One story within a story that I did not mention above is that of Leo Sammer, alias Zeller, and the murder of the Greak Jews, or Jews that may have been Greek. I found this story to be quite a masterful portrayal of the banality of evil. The banality of evil is not a new subject, of course. The subject itself has been around longer than the phrase, but it is treated here as well as in any other treatment that I have encountered. After Sammer confides his story to Hans Reiter, Hans Reiter strangles him in what we can believe is a kind of weird vengeance for Ansky's death, a man Reiter knew only through his notebook. It is this murder that sends Reiter on the run and ultimately transforms him into Archimboldi.
I shall get to the point now.
Back on page 481we have this exchange between Klaus Haas and his cellmate, the rancher who had strangled his wife and shot his two children:
Don't cover your head, he said aloud and in a booming voice, you're still going to die. And who's going to kill me you gringo son of a bitch? You? Not me, motherfucker, said Haas, a giant is coming and the giant is going to kill you. A giant? asked the rancher. You heard me right, motherfucker, said Haas. A giant. A big man, very big, and he's going to kill you and everybody else. You crazy-ass gringo son of a bitch, said the rancher. . .A little while later, however, Haas, called out to say he heard footsteps. The giant was coming. He was covered in blood from head to toe and he was coming now.
Finally, we come to the story of the dream-ridden Lotte Reiter's adult years. She had never had any doubt that her brother, Hans, would survive the war and return. She was always alert for “the sound of his footsteps, the footsteps of a giant. . . .” Page 865. There follows multiple references the Hans Reiter's status as giant, at least in Lotte's mind's eye.
At last Hans does return after Lotte confides in Countess Von Zumpe concerning her son's predicament. He does not look like a giant anymore. Over eighty years old, he denies that he ever was one. Page 890. Lotte asks,
“Will you take care it all?”
“A beer,” he said.
“I don't have beer,” said Lotte. “Will you take care of it all?”
There is then the delightful interlude concerning ice cream in the park that Maria Bustillos discusses over at www.bolanobolano.com followed by the last line of the novel.
Soon afterward he left the park and the next morning he was on the way to Mexico.

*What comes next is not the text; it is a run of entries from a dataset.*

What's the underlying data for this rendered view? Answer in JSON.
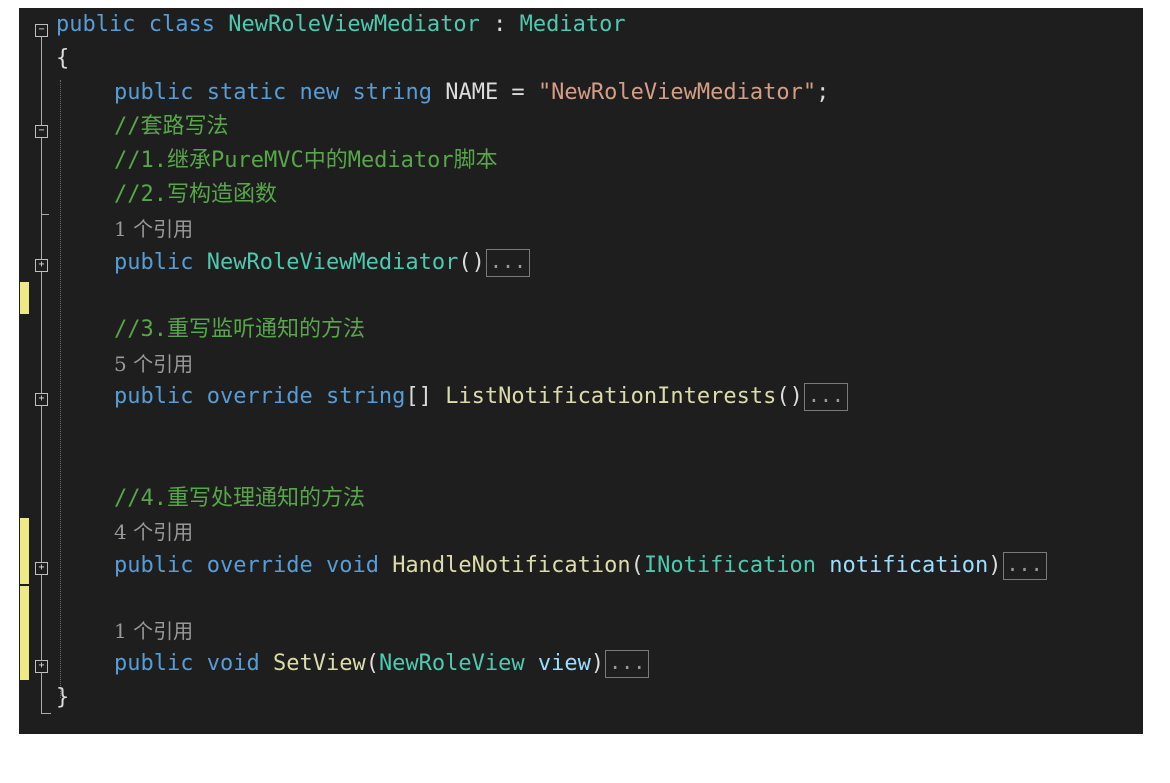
{
  "code": {
    "class_decl": {
      "kw1": "public",
      "kw2": "class",
      "class_name": "NewRoleViewMediator",
      "sep": " : ",
      "base": "Mediator"
    },
    "open_brace": "{",
    "close_brace": "}",
    "name_field": {
      "kw1": "public",
      "kw2": "static",
      "kw3": "new",
      "type": "string",
      "name": "NAME",
      "eq": " = ",
      "value": "\"NewRoleViewMediator\"",
      "end": ";"
    },
    "comments": {
      "c0": "//套路写法",
      "c1": "//1.继承PureMVC中的Mediator脚本",
      "c2": "//2.写构造函数",
      "c3": "//3.重写监听通知的方法",
      "c4": "//4.重写处理通知的方法"
    },
    "refs": {
      "r1": "1 个引用",
      "r2": "5 个引用",
      "r3": "4 个引用",
      "r4": "1 个引用"
    },
    "ctor": {
      "kw1": "public",
      "name": "NewRoleViewMediator",
      "args": "()"
    },
    "list_interests": {
      "kw1": "public",
      "kw2": "override",
      "type": "string",
      "brackets": "[]",
      "name": "ListNotificationInterests",
      "args": "()"
    },
    "handle": {
      "kw1": "public",
      "kw2": "override",
      "kw3": "void",
      "name": "HandleNotification",
      "open": "(",
      "ptype": "INotification",
      "pname": "notification",
      "close": ")"
    },
    "set_view": {
      "kw1": "public",
      "kw2": "void",
      "name": "SetView",
      "open": "(",
      "ptype": "NewRoleView",
      "pname": "view",
      "close": ")"
    },
    "collapsed": "...",
    "fold_minus": "−",
    "fold_plus": "+"
  },
  "colors": {
    "background": "#1e1e1e",
    "keyword": "#569cd6",
    "type": "#4ec9b0",
    "string": "#d69d85",
    "comment": "#57a64a",
    "change_marker": "#efe983"
  }
}
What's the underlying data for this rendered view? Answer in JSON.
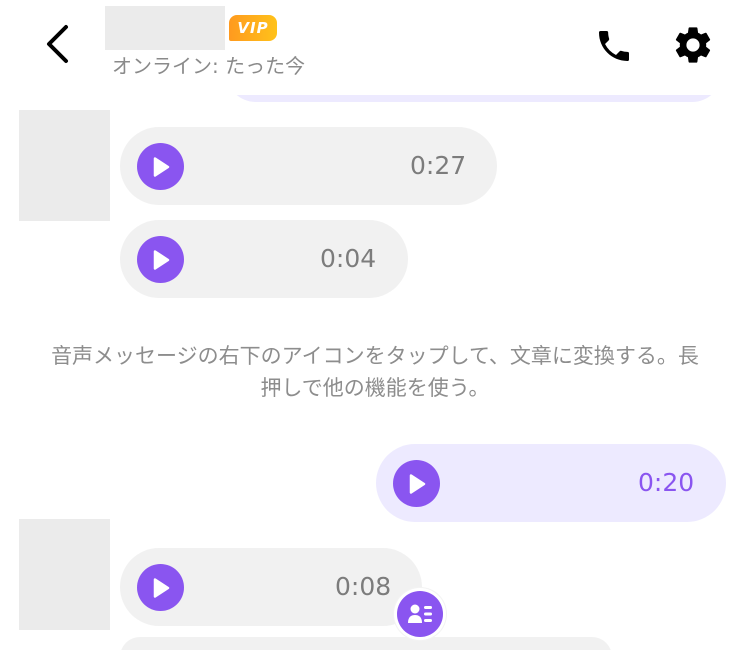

We have no clue what this eighty-year-old man will accomplish in Mexico, but by the end of The Part About Archimboldi we know that he is capable of accomplishment. After 893 pages of the most grim, the most cynical, the most fatalistic fiction one will ever encounter, the novel ends on this twisted note of optimism and of hope.
I thought back to that great line toward the end of Ansky's notebook:
In one of his last notes he mentions the chaos of the universe and says that only in chaos are we conceivable.
Less reckless than Harry Magaña. Wiser than Oscar Fate (with a steadier stomach too boot). Acquired of a less feckless madness than Amalfitano's. Add the additional edge of being at the end of his life anyway. If there is any man capable of effectiveness within that chaotic conception, it is Hans Reiter, the great writer known as Archimboldi. I think that I can be forgiven for believing that there is one more remarkable episode in his story.